> Task to complete:
Please work out how many lines below contain the word "offset", and reply with only that number.

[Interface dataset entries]
_____

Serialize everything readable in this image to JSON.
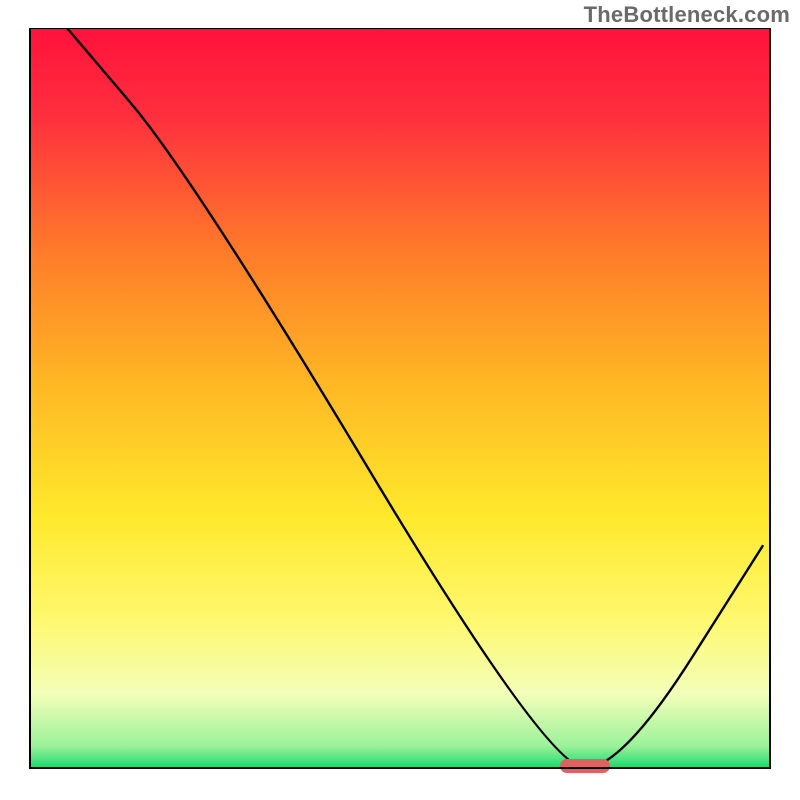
{
  "watermark": "TheBottleneck.com",
  "chart_data": {
    "type": "line",
    "title": "",
    "xlabel": "",
    "ylabel": "",
    "xlim": [
      0,
      100
    ],
    "ylim": [
      0,
      100
    ],
    "grid": false,
    "background": "gradient red→orange→yellow→green",
    "series": [
      {
        "name": "curve",
        "x": [
          5,
          22,
          70,
          80,
          99
        ],
        "values": [
          100,
          80,
          0,
          0,
          30
        ],
        "color": "#000000"
      }
    ],
    "marker": {
      "center_x": 75,
      "center_y": 0,
      "color": "#e16060",
      "shape": "rounded-bar"
    },
    "gradient_stops": [
      {
        "offset": 0.0,
        "color": "#ff123b"
      },
      {
        "offset": 0.12,
        "color": "#ff2f3e"
      },
      {
        "offset": 0.3,
        "color": "#ff7a2a"
      },
      {
        "offset": 0.48,
        "color": "#ffb724"
      },
      {
        "offset": 0.66,
        "color": "#ffe92c"
      },
      {
        "offset": 0.8,
        "color": "#fff86f"
      },
      {
        "offset": 0.9,
        "color": "#f2ffb8"
      },
      {
        "offset": 0.97,
        "color": "#9cf29b"
      },
      {
        "offset": 1.0,
        "color": "#1bd96b"
      }
    ]
  }
}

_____

> Solution below:
9